Remember, as a manager, you should not expect anything from your employees that you are not willing to deliver yourself.
If employees seem disengaged and overworked, it could be a reflection of their managers’ state. Similarly, if managers lead balanced lives, their employees are likely to follow suit.
Even when overloaded, managers who advocate for work-life balance may find that their advice is not taken seriously. Additionally, managers who send work-related emails during weekends or do not utilize vacation days and workplace perks often create an environment where employees feel pressured to do the same.
How to address this issue:
Once again, communication is essential. Engage in conversations with your employees and seek their input on how they prefer to be managed.
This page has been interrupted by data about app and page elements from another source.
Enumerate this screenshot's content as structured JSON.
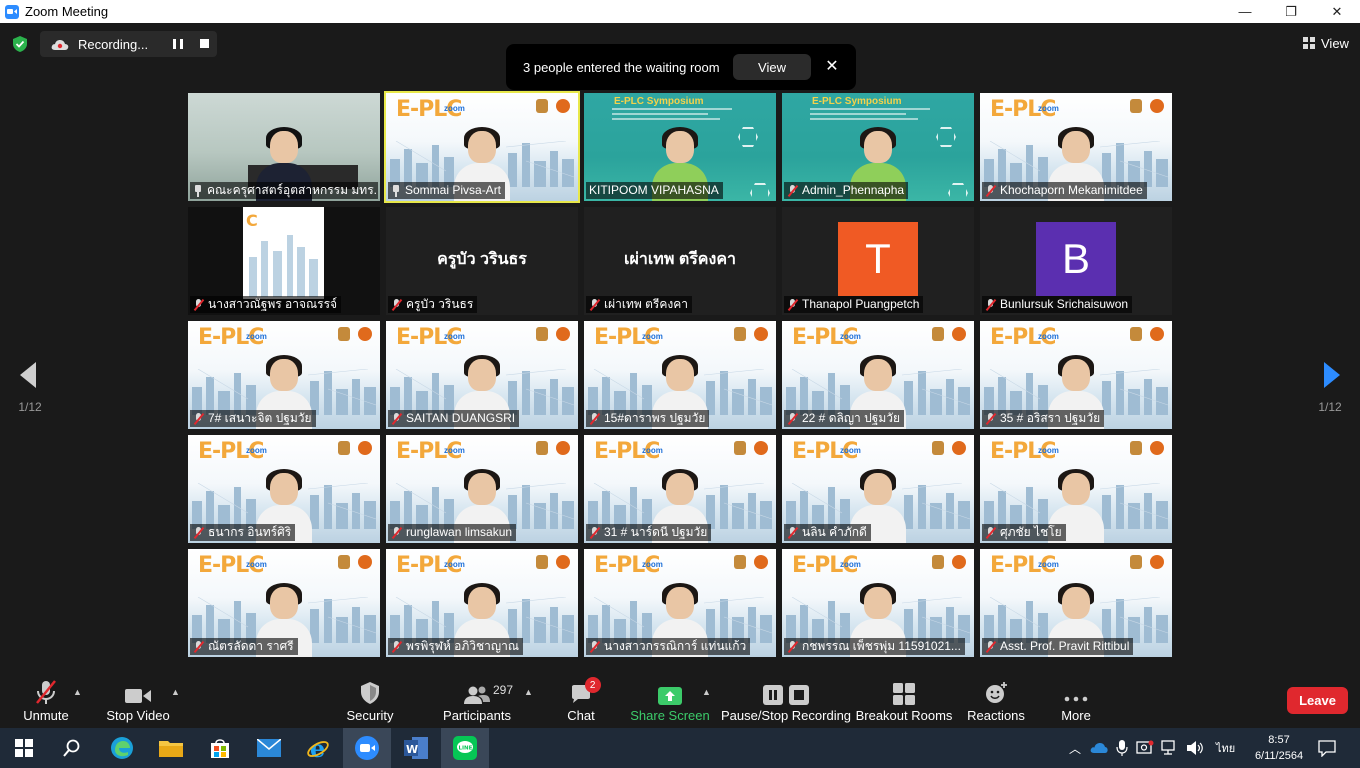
{
  "window": {
    "title": "Zoom Meeting",
    "minimize": "—",
    "maximize": "❐",
    "close": "✕"
  },
  "recording": {
    "label": "Recording..."
  },
  "view_button": {
    "label": "View"
  },
  "waiting_banner": {
    "text": "3 people entered the waiting room",
    "view_label": "View",
    "close": "✕"
  },
  "pager": {
    "left_page": "1/12",
    "right_page": "1/12"
  },
  "tiles": [
    {
      "name": "คณะครุศาสตร์อุตสาหกรรม มทร...",
      "kind": "room",
      "icon": "pin",
      "active": false
    },
    {
      "name": "Sommai Pivsa-Art",
      "kind": "template",
      "icon": "pin",
      "active": true
    },
    {
      "name": "KITIPOOM VIPAHASNA",
      "kind": "symp",
      "icon": "none",
      "active": false
    },
    {
      "name": "Admin_Phennapha",
      "kind": "symp",
      "icon": "mute",
      "active": false
    },
    {
      "name": "Khochaporn Mekanimitdee",
      "kind": "template",
      "icon": "mute",
      "active": false
    },
    {
      "name": "นางสาวณัฐพร อาจณรรจ์",
      "kind": "slide",
      "icon": "mute",
      "active": false
    },
    {
      "name": "ครูบัว วรินธร",
      "kind": "blank",
      "big": "ครูบัว วรินธร",
      "icon": "mute",
      "active": false
    },
    {
      "name": "เผ่าเทพ  ตรีคงคา",
      "kind": "blank",
      "big": "เผ่าเทพ  ตรีคงคา",
      "icon": "mute",
      "active": false
    },
    {
      "name": "Thanapol Puangpetch",
      "kind": "avatar",
      "letter": "T",
      "color": "#f05a24",
      "icon": "mute",
      "active": false
    },
    {
      "name": "Bunlursuk Srichaisuwon",
      "kind": "avatar",
      "letter": "B",
      "color": "#5b2fb0",
      "icon": "mute",
      "active": false
    },
    {
      "name": "7# เสนาะจิต ปฐมวัย",
      "kind": "template",
      "icon": "mute",
      "active": false
    },
    {
      "name": "SAITAN DUANGSRI",
      "kind": "template",
      "icon": "mute",
      "active": false
    },
    {
      "name": "15#ดาราพร ปฐมวัย",
      "kind": "template",
      "icon": "mute",
      "active": false
    },
    {
      "name": "22 # ดลิญา  ปฐมวัย",
      "kind": "template",
      "icon": "mute",
      "active": false
    },
    {
      "name": "35 # อริสรา ปฐมวัย",
      "kind": "template",
      "icon": "mute",
      "active": false
    },
    {
      "name": "ธนากร อินทร์ศิริ",
      "kind": "template",
      "icon": "mute",
      "active": false
    },
    {
      "name": "runglawan limsakun",
      "kind": "template",
      "icon": "mute",
      "active": false
    },
    {
      "name": "31 # นาร์ดนี ปฐมวัย",
      "kind": "template",
      "icon": "mute",
      "active": false
    },
    {
      "name": "นลิน คำภักดี",
      "kind": "template",
      "icon": "mute",
      "active": false
    },
    {
      "name": "ศุภชัย ไชโย",
      "kind": "template",
      "icon": "mute",
      "active": false
    },
    {
      "name": "ณัตรลัดดา ราศรี",
      "kind": "template",
      "icon": "mute",
      "active": false
    },
    {
      "name": "พรพิรุฬห์  อภิวิชาญาณ",
      "kind": "template",
      "icon": "mute",
      "active": false
    },
    {
      "name": "นางสาวกรรณิการ์  แท่นแก้ว",
      "kind": "template",
      "icon": "mute",
      "active": false
    },
    {
      "name": "กชพรรณ เพ็ชรพุ่ม 11591021...",
      "kind": "template",
      "icon": "mute",
      "active": false
    },
    {
      "name": "Asst. Prof. Pravit Rittibul",
      "kind": "template",
      "icon": "mute",
      "active": false
    }
  ],
  "toolbar": {
    "unmute": "Unmute",
    "stop_video": "Stop Video",
    "security": "Security",
    "participants": "Participants",
    "participants_count": "297",
    "chat": "Chat",
    "chat_badge": "2",
    "share_screen": "Share Screen",
    "pause_stop_recording": "Pause/Stop Recording",
    "breakout_rooms": "Breakout Rooms",
    "reactions": "Reactions",
    "more": "More",
    "leave": "Leave"
  },
  "taskbar": {
    "apps": [
      "start",
      "search",
      "edge",
      "file-explorer",
      "store",
      "mail",
      "internet-explorer",
      "zoom",
      "word",
      "line"
    ],
    "language": "ไทย",
    "time": "8:57",
    "date": "6/11/2564"
  },
  "colors": {
    "accent_green": "#3ccb6a",
    "leave_red": "#e0282e",
    "active_speaker": "#e8e84a"
  }
}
A manager’s style can vary within the bounds of individual preferences while remaining effective, thereby preventing burnout and disengagement.
There will be instances where projects require additional effort, but there should also be opportunities to say no. As long as all parties understand the agreement, it can help prevent burnout and disengagement.
Furthermore, as a manager, reflect on your past experiences with ineffective managers. Use those lessons to guide your own management decisions. For example, if you worked under a manager who lacked clarity or maintained a hands-off approach, consider the impact it had on you as an employee when shaping your own management style.
In today’s world, employee engagement is paramount for success. However, it is easier said than done. The mentioned challenges only scratch the tip of the iceberg, but these challenges are not unsolvable and one way of solving these problems is by incorporating a reward and recognition system like Vega HR in your company which would refine your employee engagement.